Santos' GLNG project at Curtis Island.
Santos' GLNG project at Curtis Island.

Energy giant would be 'better' off without LNG supply contract

AN AUSTRALIAN energy company says it is financially worse-off because of its decision to lock in a long-term deal to sell gas to Santos to ship internationally from Curtis Island.

AGL said in a blog this week it would profit more from selling gas to Australian customers, instead of Santos' $17.5 billion GLNG venture.

It's because AGL, like most in the industry, did not anticipate the extent of the gas crisis and partly blamed its poor deal-making decision on the closure of Hazelwood Power Station.

The comments were in response to a Daily Telegraph news article that AGL said implied the company was making an ongoing decision to hand the reserves to GLNG instead of the domestic market.

According to its first quarter report for 2017, 58% of Santos' international exports are sourced from third party gas, like AGL's.

"The fact is, AGL would profit more from not selling to GLNG but making the gas available to the Australian market," AGL's Richard Clifton-Smith said.

The three Curtis Island-based projects, known as the "big three", have come under fire for filling six LNG trains with international exports while Australian customers seemingly cry dry.

AGL's comments come off the back of the kingpins of each Curtis Island site making good with Prime Minister Malcolm Turnbull about their commitment to the domestic gas market.

The gas exporting trio signed a deal with the Federal Government confirming their promise to supply 54 petajoules of gas, and more if needed, to shake off the predicted shortage.

On top of the tight domestic market, Mr Clifton-Smith said the big change was caused by the closure of Hazelwood Power Station in Victoria.

"...Which significantly increased the demand for gas power generation," Mr Clifton-Smith said.

He said if AGL had known of the 1700 MW power station's closure the GLNG deal may not have been made in 2015.

"Clearly if AGL had not sold the gas to GLNG, we would have been in a better position to service our customers," Mr Clifton-Smith said.

"At the beginning of 2017, AGL was in a position where it no longer had adequate gas available to supply to its existing customers coming off contract."

Mr Clifton-Smith said since Mr Turnbull's warning of a gas export cap or ban, new short term contracts have been made available.

Meanwhile AGL, which is copping pressure to keep its coal-fired power station Liddell open, plans to build a $250 million LNG import project to help supply the Victorian market.

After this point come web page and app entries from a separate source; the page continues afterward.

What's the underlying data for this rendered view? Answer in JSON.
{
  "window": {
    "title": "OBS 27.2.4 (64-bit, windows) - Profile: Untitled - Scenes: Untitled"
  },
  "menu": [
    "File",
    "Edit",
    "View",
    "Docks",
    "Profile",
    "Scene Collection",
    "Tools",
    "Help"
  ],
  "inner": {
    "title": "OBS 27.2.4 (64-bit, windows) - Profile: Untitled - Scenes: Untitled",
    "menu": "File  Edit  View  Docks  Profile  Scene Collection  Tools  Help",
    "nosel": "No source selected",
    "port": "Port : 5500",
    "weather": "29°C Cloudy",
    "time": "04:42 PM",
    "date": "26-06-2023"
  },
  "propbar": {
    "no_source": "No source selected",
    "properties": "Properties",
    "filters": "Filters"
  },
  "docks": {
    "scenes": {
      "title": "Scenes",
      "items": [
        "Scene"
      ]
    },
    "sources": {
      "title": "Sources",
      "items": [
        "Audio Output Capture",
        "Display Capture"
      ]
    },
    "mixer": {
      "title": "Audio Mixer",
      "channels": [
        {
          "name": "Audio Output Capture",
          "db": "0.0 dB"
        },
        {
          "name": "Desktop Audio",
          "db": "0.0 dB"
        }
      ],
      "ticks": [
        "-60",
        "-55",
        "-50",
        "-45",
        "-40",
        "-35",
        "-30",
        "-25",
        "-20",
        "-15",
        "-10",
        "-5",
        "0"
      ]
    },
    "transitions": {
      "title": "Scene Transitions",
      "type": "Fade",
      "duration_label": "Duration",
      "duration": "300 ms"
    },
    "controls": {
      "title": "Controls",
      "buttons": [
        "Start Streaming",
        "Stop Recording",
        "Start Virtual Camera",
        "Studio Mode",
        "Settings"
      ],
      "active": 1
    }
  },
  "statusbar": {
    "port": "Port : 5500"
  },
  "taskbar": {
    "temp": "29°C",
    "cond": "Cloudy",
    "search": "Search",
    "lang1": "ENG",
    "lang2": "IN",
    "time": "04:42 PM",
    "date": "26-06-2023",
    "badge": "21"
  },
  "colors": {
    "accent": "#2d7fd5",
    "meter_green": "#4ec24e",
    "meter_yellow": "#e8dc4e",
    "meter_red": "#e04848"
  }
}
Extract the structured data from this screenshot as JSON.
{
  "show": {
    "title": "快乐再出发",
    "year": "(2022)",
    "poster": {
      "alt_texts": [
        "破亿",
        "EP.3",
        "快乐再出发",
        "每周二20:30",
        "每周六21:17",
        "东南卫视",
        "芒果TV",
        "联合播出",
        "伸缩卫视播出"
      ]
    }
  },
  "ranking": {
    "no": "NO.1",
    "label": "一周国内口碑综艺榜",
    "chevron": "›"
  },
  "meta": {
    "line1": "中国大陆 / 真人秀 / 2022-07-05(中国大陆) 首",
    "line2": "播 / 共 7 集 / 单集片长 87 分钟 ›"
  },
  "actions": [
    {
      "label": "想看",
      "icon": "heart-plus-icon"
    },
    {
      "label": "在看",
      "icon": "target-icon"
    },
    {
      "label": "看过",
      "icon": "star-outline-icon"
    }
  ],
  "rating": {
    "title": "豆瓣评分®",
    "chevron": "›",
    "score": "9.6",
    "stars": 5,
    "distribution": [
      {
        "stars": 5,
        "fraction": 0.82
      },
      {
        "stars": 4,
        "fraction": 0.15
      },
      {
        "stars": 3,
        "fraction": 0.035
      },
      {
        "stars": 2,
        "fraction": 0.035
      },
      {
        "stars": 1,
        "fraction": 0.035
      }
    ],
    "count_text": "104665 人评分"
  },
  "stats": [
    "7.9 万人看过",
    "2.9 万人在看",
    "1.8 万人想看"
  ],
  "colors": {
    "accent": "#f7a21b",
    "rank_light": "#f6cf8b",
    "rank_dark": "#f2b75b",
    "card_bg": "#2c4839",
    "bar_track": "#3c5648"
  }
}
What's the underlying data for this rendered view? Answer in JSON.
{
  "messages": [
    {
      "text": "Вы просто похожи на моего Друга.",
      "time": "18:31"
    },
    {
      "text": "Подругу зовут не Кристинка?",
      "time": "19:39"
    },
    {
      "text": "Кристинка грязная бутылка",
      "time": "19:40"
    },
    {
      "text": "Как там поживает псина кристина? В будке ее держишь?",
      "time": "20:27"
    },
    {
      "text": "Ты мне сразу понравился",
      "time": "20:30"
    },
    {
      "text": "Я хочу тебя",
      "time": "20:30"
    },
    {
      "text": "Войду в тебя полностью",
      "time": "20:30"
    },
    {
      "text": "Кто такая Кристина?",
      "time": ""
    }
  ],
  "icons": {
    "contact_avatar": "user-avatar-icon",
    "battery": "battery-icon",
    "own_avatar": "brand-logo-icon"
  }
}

Shell chairman Zoe Yujnovich shed light on the gas export industry yesterday, telling a crowd at an energy summit, Australia can not have a thriving export industry without a well-functioning east coast domestic gas market.

"Blaming the LNG industry alone for recent issues with the supply and price of gas is in itself a selective intentionally misleading reading of the gas market," she said.